The WannaCry attack paralyzed business and government computer systems across the world by exploiting security flaws first unearthed by the National Security Agency. Among the groups hardest hit were the Spanish telecom giant Telefonica and the United Kingdom’s health ministry. Hospitals in Britain were forced to turn away patients for multiple days while officials scrambled to regain control of their computer systems.
Though the hackers, which are believed to have ties to North Korea, succeeded in upending cybersecurity systems across the world, their efforts to turn it into a money-making scheme largely failed due to their own ineptitude.

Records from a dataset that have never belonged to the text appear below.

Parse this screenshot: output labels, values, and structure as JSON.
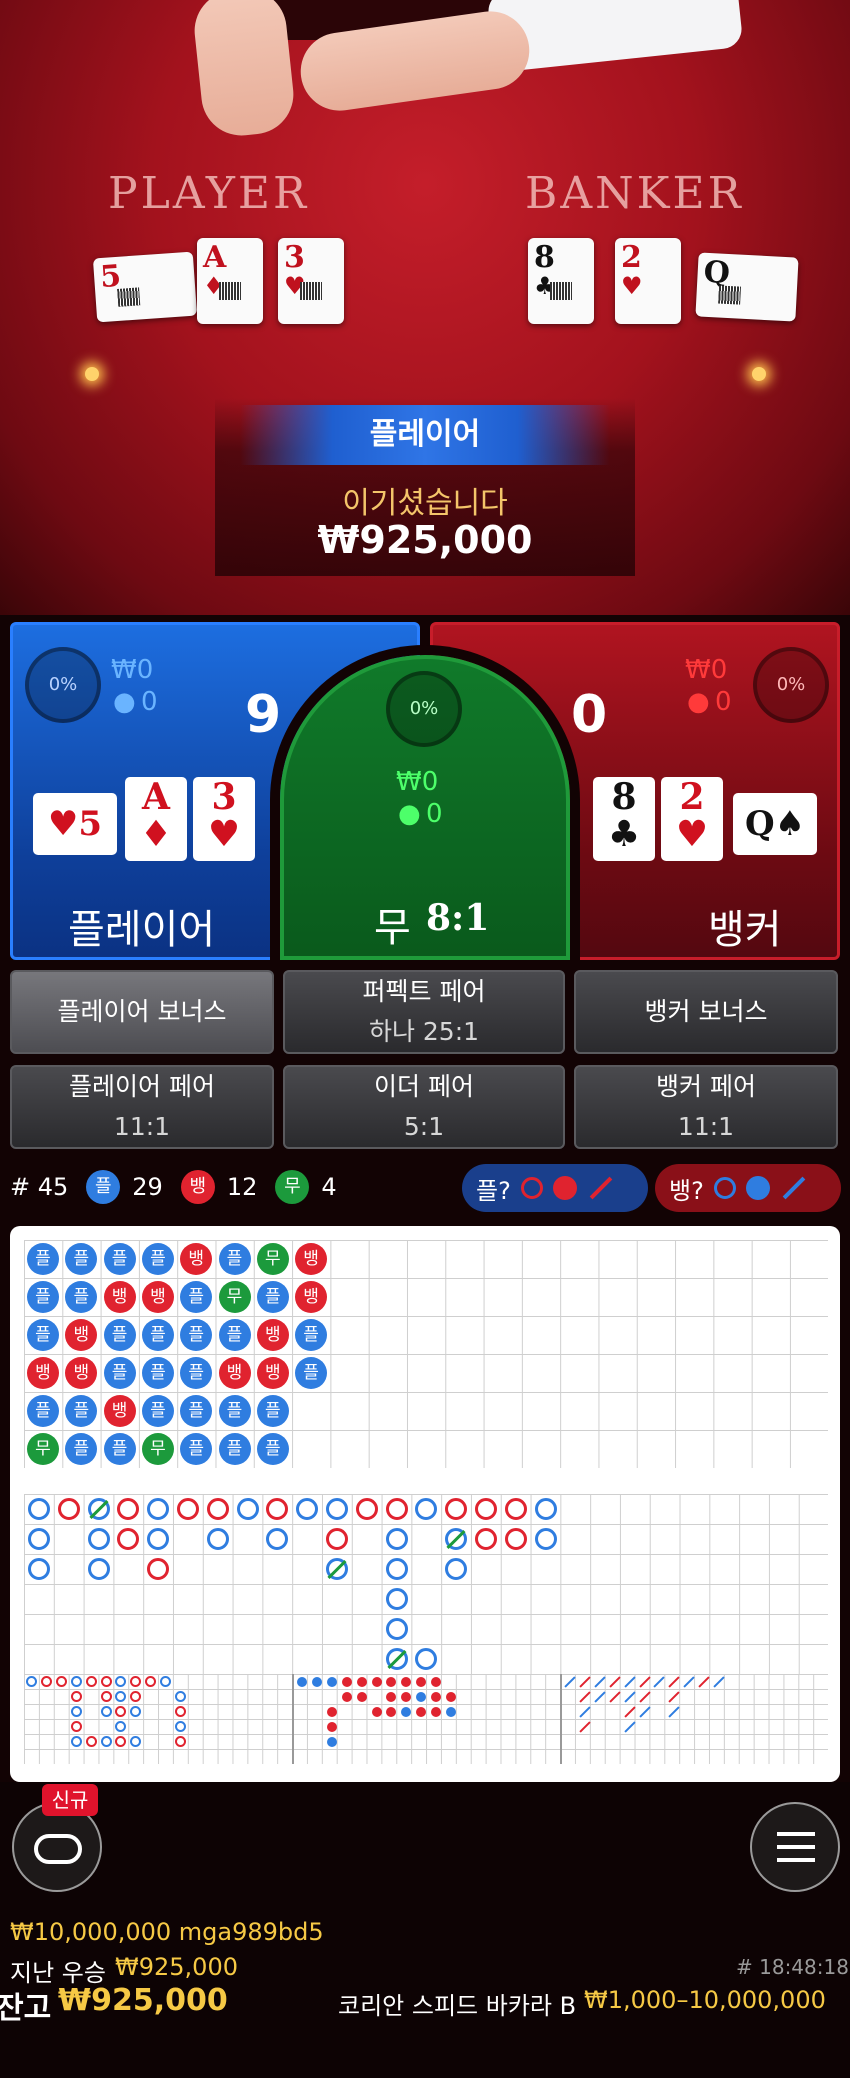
{
  "table": {
    "player_label": "PLAYER",
    "banker_label": "BANKER",
    "player_cards": [
      {
        "rank": "5",
        "suit": "♥",
        "color": "red"
      },
      {
        "rank": "A",
        "suit": "♦",
        "color": "red"
      },
      {
        "rank": "3",
        "suit": "♥",
        "color": "red"
      }
    ],
    "banker_cards": [
      {
        "rank": "8",
        "suit": "♣",
        "color": "black"
      },
      {
        "rank": "2",
        "suit": "♥",
        "color": "red"
      },
      {
        "rank": "Q",
        "suit": "♠",
        "color": "black"
      }
    ]
  },
  "result": {
    "banner": "플레이어",
    "message": "이기셨습니다",
    "amount": "₩925,000"
  },
  "bets": {
    "player": {
      "percent": "0%",
      "amount": "₩0",
      "users": "0",
      "score": "9",
      "label": "플레이어",
      "color": "#1d6ee0"
    },
    "banker": {
      "percent": "0%",
      "amount": "₩0",
      "users": "0",
      "score": "0",
      "label": "뱅커",
      "color": "#b01420"
    },
    "tie": {
      "percent": "0%",
      "amount": "₩0",
      "users": "0",
      "label": "무",
      "payout": "8:1",
      "color": "#107a2a"
    },
    "side": [
      {
        "label": "플레이어 보너스",
        "sub": ""
      },
      {
        "label": "퍼펙트 페어",
        "sub": "하나 25:1"
      },
      {
        "label": "뱅커 보너스",
        "sub": ""
      },
      {
        "label": "플레이어 페어",
        "sub": "11:1"
      },
      {
        "label": "이더 페어",
        "sub": "5:1"
      },
      {
        "label": "뱅커 페어",
        "sub": "11:1"
      }
    ]
  },
  "stats": {
    "round": "# 45",
    "player_badge": "플",
    "player_count": "29",
    "banker_badge": "뱅",
    "banker_count": "12",
    "tie_badge": "무",
    "tie_count": "4",
    "ask_player": "플?",
    "ask_banker": "뱅?"
  },
  "bead_road": [
    [
      "플",
      "플",
      "플",
      "플",
      "뱅",
      "플",
      "무",
      "뱅"
    ],
    [
      "플",
      "플",
      "뱅",
      "뱅",
      "플",
      "무",
      "플",
      "뱅"
    ],
    [
      "플",
      "뱅",
      "플",
      "플",
      "플",
      "플",
      "뱅",
      "플"
    ],
    [
      "뱅",
      "뱅",
      "플",
      "플",
      "플",
      "뱅",
      "뱅",
      "플"
    ],
    [
      "플",
      "플",
      "뱅",
      "플",
      "플",
      "플",
      "플",
      ""
    ],
    [
      "무",
      "플",
      "플",
      "무",
      "플",
      "플",
      "플",
      ""
    ]
  ],
  "colors": {
    "player": "#2f7de0",
    "banker": "#e0232f",
    "tie": "#1c9a3c",
    "gold": "#f6c945"
  },
  "footer": {
    "new_badge": "신규",
    "limit_user": "₩10,000,000 mga989bd5",
    "last_win_label": "지난 우승",
    "last_win_amount": "₩925,000",
    "balance_label": "잔고",
    "balance_amount": "₩925,000",
    "time": "# 18:48:18",
    "game_name": "코리안 스피드 바카라 B",
    "game_limits": "₩1,000–10,000,000"
  }
}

For starters, though bitcoin transactions are public, they are also anonymous. The three accounts the hackers set up to receive ransom payments from victims were unable to track who had made the payments, meaning the decryption codes the hackers promised were unreliable, making it less likely victims would be willing to pay the ransom in the first place. Other basic coding errors made some of the system take-overs easily remedied.
In another twist, the hackers set up a free email account to communicate with victims that was almost immediately identified by the service provider and shut down.
In all, the hackers received about $140,000 in ransom money in the form of bitcoin payments. Even that payment was inflated due to the rising value of bitcoin in the months since the WannaCry attack. At the time, they received less than $100,000 in ransom payments.
International trackers set up a Twitter account to monitor and report any movement in the three accounts the hackers used. On Thursday, that account noted the accounts were drained and the bitcoins were transferred into larger joint accounts known as mixers. Though the bitcoin can still be tracked, mixers allow users to break up bitcoin transactions into smaller ones that are more difficult to trace.
Europol, the European investigative agency, declined to comment on the status of the WannaCry investigation. The U.S. Justice Department did not immediately respond to comment.